PyPI Suspends New Projects and Users Due to Malicious Packages

Are you a Python developer? Here’s what you need to know!
PyPI Suspends New Projects and Users Due to Malicious Packages

PyPI hit by malware attack! Malicious packages targeting crypto wallets & browser data. Platform suspends new users & projects. Learn how to stay safe and what you should do.

This article has been updated with new information.

In a move to combat a large-scale malware campaign, the Python Package Index (PyPI), the official repository for third-party Python software, has suspended new user registration and project creation. This critical action comes after security researchers at Checkmarx identified a series of malicious packages targeting unsuspecting developers.

According to PyPI’s official update released on March 28th, 2024, at 2:16 UTC, the platform is taking proactive measures to “mitigate an ongoing malware upload campaign.” This suspension aims to disrupt the attackers’ efforts and protect the vast Python developer community.

Checkmarx Discovers Deceptive Software

The security team at Checkmarx identified a coordinated effort by threat actors to upload malicious packages onto PyPI. These packages are designed to exploit a common vulnerability known as typosquatting. Typosquatting tricks users into installing malware by using names and website addresses that closely resemble those of legitimate software.

Once installed, these malicious packages unleash a multi-stage attack.
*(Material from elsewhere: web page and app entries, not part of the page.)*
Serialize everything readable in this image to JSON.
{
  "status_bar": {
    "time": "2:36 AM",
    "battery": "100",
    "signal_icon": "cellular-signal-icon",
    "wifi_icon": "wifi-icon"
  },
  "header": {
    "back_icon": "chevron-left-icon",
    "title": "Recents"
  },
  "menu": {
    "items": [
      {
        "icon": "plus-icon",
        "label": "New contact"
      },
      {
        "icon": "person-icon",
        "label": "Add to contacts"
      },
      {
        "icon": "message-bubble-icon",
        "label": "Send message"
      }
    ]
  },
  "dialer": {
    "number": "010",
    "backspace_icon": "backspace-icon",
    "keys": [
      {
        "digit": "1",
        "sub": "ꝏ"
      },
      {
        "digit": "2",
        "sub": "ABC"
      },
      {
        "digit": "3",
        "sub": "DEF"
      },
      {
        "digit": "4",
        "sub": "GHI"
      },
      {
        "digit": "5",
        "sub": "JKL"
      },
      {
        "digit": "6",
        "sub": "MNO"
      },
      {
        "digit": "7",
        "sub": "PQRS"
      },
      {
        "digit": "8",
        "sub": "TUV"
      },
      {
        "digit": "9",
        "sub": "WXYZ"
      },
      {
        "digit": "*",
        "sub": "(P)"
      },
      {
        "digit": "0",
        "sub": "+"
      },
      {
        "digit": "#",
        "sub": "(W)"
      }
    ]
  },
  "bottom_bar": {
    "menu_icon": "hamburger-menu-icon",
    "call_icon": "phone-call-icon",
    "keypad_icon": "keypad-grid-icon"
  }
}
The initial payload targets a user’s cryptocurrency wallets, aiming to steal valuable digital assets. The attackers further expand their reach by scraping sensitive data from browsers, including cookies and extension information. Additionally, the malware attempts to steal various login credentials, potentially compromising a user’s entire digital ecosystem.

According to Checkmarx’s research shared with ahead of publication on Thursday, the most concerning aspect of this attack is the malware’s persistence mechanism. This mechanism allows the malware to survive system reboots, ensuring its continued operation even after a restart. This persistence significantly increases the difficulty of detection and eradication.

PyPI Fights Back

PyPI’s quick suspension of new user registration and project creation shows the platform’s commitment to user safety. This action also potentially disrupts the attackers’ ability to upload new malicious packages and provides PyPI with time to implement more robust security measures.

What Developers Should Do

While PyPI works to address the situation, developers are advised to exercise extreme caution when installing Python packages. Here are some essential security practices:

  • Double-check package names and sources: Meticulously verify the spelling and origin of any package before installation. Typosquatting relies on tricking users into installing the wrong software.
  • Verify publisher reputation: Research the publisher behind a package before trusting it. Look for established developers with a history of creating reliable software.
  • Read reviews and ratings: User reviews and ratings can offer valuable insights into a package’s legitimacy and functionality.
  • Stay informed: Keep yourself updated on the latest security threats targeting PyPI and the Python community.

The Future of PyPI Security

The PyPI security team is working to identify and remove all malicious packages from the platform. Additionally, they will be implementing tougher measures to prevent similar attacks in the future. Developers can expect further announcements from PyPI regarding the timeline for resuming new user registration and project creation.

This incident goes on to show how sophisticated cyberattacks have become especially when targeting the software development community. By working together, developers, security researchers, and platform operators like PyPI can create a safer and more secure environment for everyone.

UPDATE Mar 28, 2024 – 12:56 UTC

As of March 28, 2024, 12:56 UTC, PyPI’s official website states, “This incident has been resolved,” indicating that the registration of new projects and users is now enabled again.

  1. Why is learning Python important in Data Science?
  2. OpenSSF Launches Malicious Packages Repository
  3. 6 official Python repositories plagued with cryptomining malware
  4. Crypto Stealing PyPI Malware Hits Both Windows and Linux Users
  5. GitHub Abused to Spread Malicious Packages on PyPI in Image Files
Related Posts